Many of the peasants aboard had vegetables and produce to sell including pigs in baskets in the markets in Kowloon and Hong Kong. We traveled most comfortably on the steps than in the coaches, the trains did not travel fast, and on arrival both the passengers and possessions went out of the windows. More often than not we used the trucks even though returning at night in the back of a truck especially if it was raining was not the most comfortable means of travel. As the journey was about 2 hours, and we had to be back by 2359 hours, we usually left Kowloon before 10 pm.
Once at Kowloon we invariably made for Victoria, crossing on the Star Ferries. Europeans and the better kind of Chinese traveled 1st class on the top deck, the coolies, bags and baggage on the lower decks. The trams in Victoria were similarly segregated.
Approaching Victoria the first thing one saw from the water was the imposing Hong Kong & Shanghai Bank with its stone lions either side of the main entrance just beyond the ferry terminal. The smaller commercial buildings around it were overwhelmed by this symbol of British imperialism. To one side of it in an equally prominent location was another typical English institution, the cricket ground of the Hong Kong Cricket Club. To the right was the business and shopping area of Central District along Queens Road, above which Government House sat on the lower level of the Peak. To the left was Causeway Bay and the Chinese district of Wanchai.
Victoria was home to two servicemen clubs. The Cheero Club, a popular and overcrowded place in temporary buildings right in the center above the cricket ground run by Naafi, and the China Fleet Club in a large white permanent building out toward Wanchai and HMS Tamar the naval dockyard. This was long established and more like the Union Jack Clubs in the UK. While principally for the Navy we were always welcome. It was less crowded and had better facilities.
These facilities included the two most important to us, hot baths and decent food.
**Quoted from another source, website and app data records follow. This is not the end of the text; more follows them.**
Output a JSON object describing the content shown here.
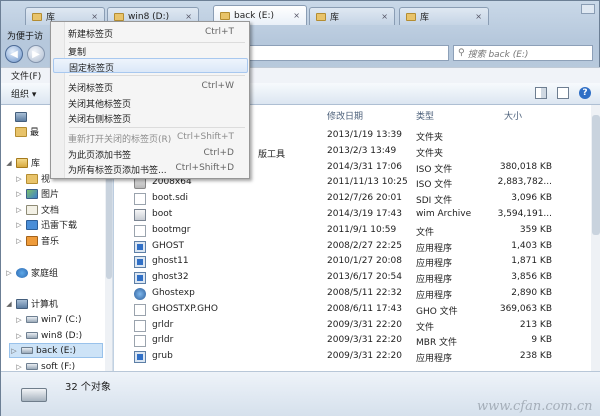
{
  "tabs": [
    {
      "label": "库"
    },
    {
      "label": "win8 (D:)"
    },
    {
      "label": "back (E:)"
    },
    {
      "label": "库"
    },
    {
      "label": "库"
    }
  ],
  "title_hint": "为便于访",
  "search": {
    "placeholder": "搜索 back (E:)"
  },
  "menubar": {
    "file": "文件(F)"
  },
  "toolbar": {
    "organize": "组织 ▾"
  },
  "nav": {
    "library": "库",
    "lib_partial": "视",
    "pictures": "图片",
    "documents": "文档",
    "downloads": "迅雷下载",
    "music": "音乐",
    "homegroup": "家庭组",
    "computer": "计算机",
    "drives": [
      {
        "label": "win7 (C:)"
      },
      {
        "label": "win8 (D:)"
      },
      {
        "label": "back (E:)"
      },
      {
        "label": "soft (F:)"
      }
    ],
    "top_partial": "最"
  },
  "columns": {
    "date": "修改日期",
    "type": "类型",
    "size": "大小"
  },
  "partial_name": "版工具",
  "files": [
    {
      "name": "",
      "date": "2013/1/19 13:39",
      "type": "文件夹",
      "size": "",
      "icon": "folder"
    },
    {
      "name": "",
      "date": "2013/2/3 13:49",
      "type": "文件夹",
      "size": "",
      "icon": "folder"
    },
    {
      "name": "",
      "date": "2014/3/31 17:06",
      "type": "ISO 文件",
      "size": "380,018 KB",
      "icon": "iso"
    },
    {
      "name": "2008x64",
      "date": "2011/11/13 10:25",
      "type": "ISO 文件",
      "size": "2,883,782...",
      "icon": "iso"
    },
    {
      "name": "boot.sdi",
      "date": "2012/7/26 20:01",
      "type": "SDI 文件",
      "size": "3,096 KB",
      "icon": "file"
    },
    {
      "name": "boot",
      "date": "2014/3/19 17:43",
      "type": "wim Archive",
      "size": "3,594,191...",
      "icon": "wim"
    },
    {
      "name": "bootmgr",
      "date": "2011/9/1 10:59",
      "type": "文件",
      "size": "359 KB",
      "icon": "file"
    },
    {
      "name": "GHOST",
      "date": "2008/2/27 22:25",
      "type": "应用程序",
      "size": "1,403 KB",
      "icon": "app"
    },
    {
      "name": "ghost11",
      "date": "2010/1/27 20:08",
      "type": "应用程序",
      "size": "1,871 KB",
      "icon": "app"
    },
    {
      "name": "ghost32",
      "date": "2013/6/17 20:54",
      "type": "应用程序",
      "size": "3,856 KB",
      "icon": "app"
    },
    {
      "name": "Ghostexp",
      "date": "2008/5/11 22:32",
      "type": "应用程序",
      "size": "2,890 KB",
      "icon": "ghostexp"
    },
    {
      "name": "GHOSTXP.GHO",
      "date": "2008/6/11 17:43",
      "type": "GHO 文件",
      "size": "369,063 KB",
      "icon": "file"
    },
    {
      "name": "grldr",
      "date": "2009/3/31 22:20",
      "type": "文件",
      "size": "213 KB",
      "icon": "file"
    },
    {
      "name": "grldr",
      "date": "2009/3/31 22:20",
      "type": "MBR 文件",
      "size": "9 KB",
      "icon": "file"
    },
    {
      "name": "grub",
      "date": "2009/3/31 22:20",
      "type": "应用程序",
      "size": "238 KB",
      "icon": "app"
    }
  ],
  "context_menu": {
    "new_tab": "新建标签页",
    "new_tab_sc": "Ctrl+T",
    "copy": "复制",
    "pin": "固定标签页",
    "close_tab": "关闭标签页",
    "close_tab_sc": "Ctrl+W",
    "close_others": "关闭其他标签页",
    "close_right": "关闭右侧标签页",
    "reopen": "重新打开关闭的标签页(R)",
    "reopen_sc": "Ctrl+Shift+T",
    "bookmark": "为此页添加书签",
    "bookmark_sc": "Ctrl+D",
    "bookmark_all": "为所有标签页添加书签...",
    "bookmark_all_sc": "Ctrl+Shift+D"
  },
  "status": {
    "count": "32 个对象"
  },
  "watermark": "www.cfan.com.cn"
}
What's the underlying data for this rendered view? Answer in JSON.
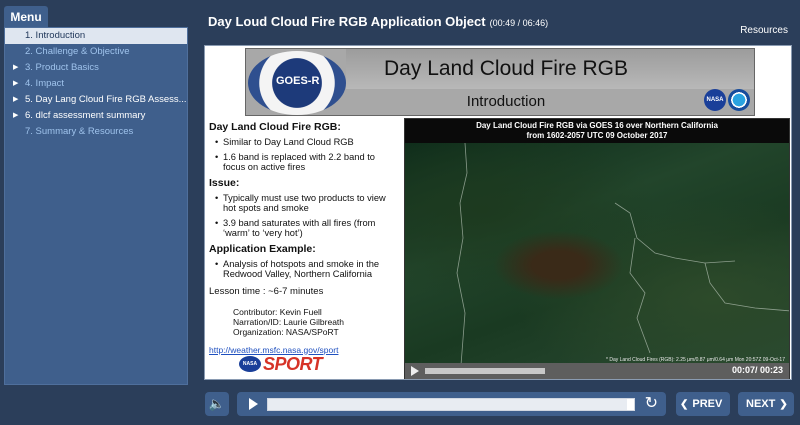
{
  "menu": {
    "tab_label": "Menu",
    "items": [
      {
        "label": "1. Introduction",
        "state": "active",
        "arrow": ""
      },
      {
        "label": "2. Challenge & Objective",
        "state": "unvisited",
        "arrow": ""
      },
      {
        "label": "3. Product Basics",
        "state": "unvisited",
        "arrow": "▶"
      },
      {
        "label": "4. Impact",
        "state": "unvisited",
        "arrow": "▶"
      },
      {
        "label": "5. Day Lang Cloud Fire RGB Assess...",
        "state": "visited",
        "arrow": "▶"
      },
      {
        "label": "6. dlcf assessment summary",
        "state": "visited",
        "arrow": "▶"
      },
      {
        "label": "7. Summary & Resources",
        "state": "unvisited",
        "arrow": ""
      }
    ]
  },
  "header": {
    "title": "Day Loud Cloud Fire RGB Application Object",
    "duration": "(00:49 / 06:46)",
    "resources": "Resources"
  },
  "slide": {
    "banner_title": "Day Land Cloud Fire RGB",
    "banner_subtitle": "Introduction",
    "goes_logo_text": "GOES-R",
    "nasa_logo_text": "NASA",
    "heading1": "Day Land Cloud Fire RGB:",
    "bullets1": [
      "Similar to Day Land Cloud RGB",
      "1.6 band is replaced with 2.2 band to focus on active fires"
    ],
    "heading2": "Issue:",
    "bullets2": [
      "Typically must use two products to view hot spots and smoke",
      "3.9 band saturates with all fires (from ‘warm’ to ‘very hot’)"
    ],
    "heading3": "Application Example:",
    "bullets3": [
      "Analysis of hotspots and smoke in the Redwood Valley, Northern California"
    ],
    "lesson_time": "Lesson time : ~6-7 minutes",
    "contributor": "Contributor: Kevin Fuell",
    "narration": "Narration/ID: Laurie Gilbreath",
    "organization": "Organization: NASA/SPoRT",
    "link": "http://weather.msfc.nasa.gov/sport",
    "sport_logo_nasa": "NASA",
    "sport_logo_text": "SPORT"
  },
  "video": {
    "title_line1": "Day Land Cloud Fire RGB via GOES 16 over Northern California",
    "title_line2": "from 1602-2057 UTC 09 October 2017",
    "caption": "* Day Land Cloud Fires (RGB): 2.25 μm/0.87 μm/0.64 μm Mon 20:57Z 09-Oct-17",
    "time": "00:07/ 00:23",
    "progress": 0.3
  },
  "controls": {
    "prev_label": "PREV",
    "next_label": "NEXT",
    "progress": 0.98
  },
  "colors": {
    "background": "#2b3e5a",
    "panel": "#3f5f8c",
    "active_item": "#dfe6f0",
    "unvisited_text": "#9fc3ec",
    "sport_red": "#d63327"
  }
}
An added attraction was sitting at a properly laid table with waiter service. Compared to the Cheero Club’s canteen, these were absolute luxuries. One could also get your hair cut, shop, make reservations for the cinema, be entertained of an evening – invariably housey/housey-tombola, get a drink or sit in an armchair, there were none in our camps, to relax, read and write.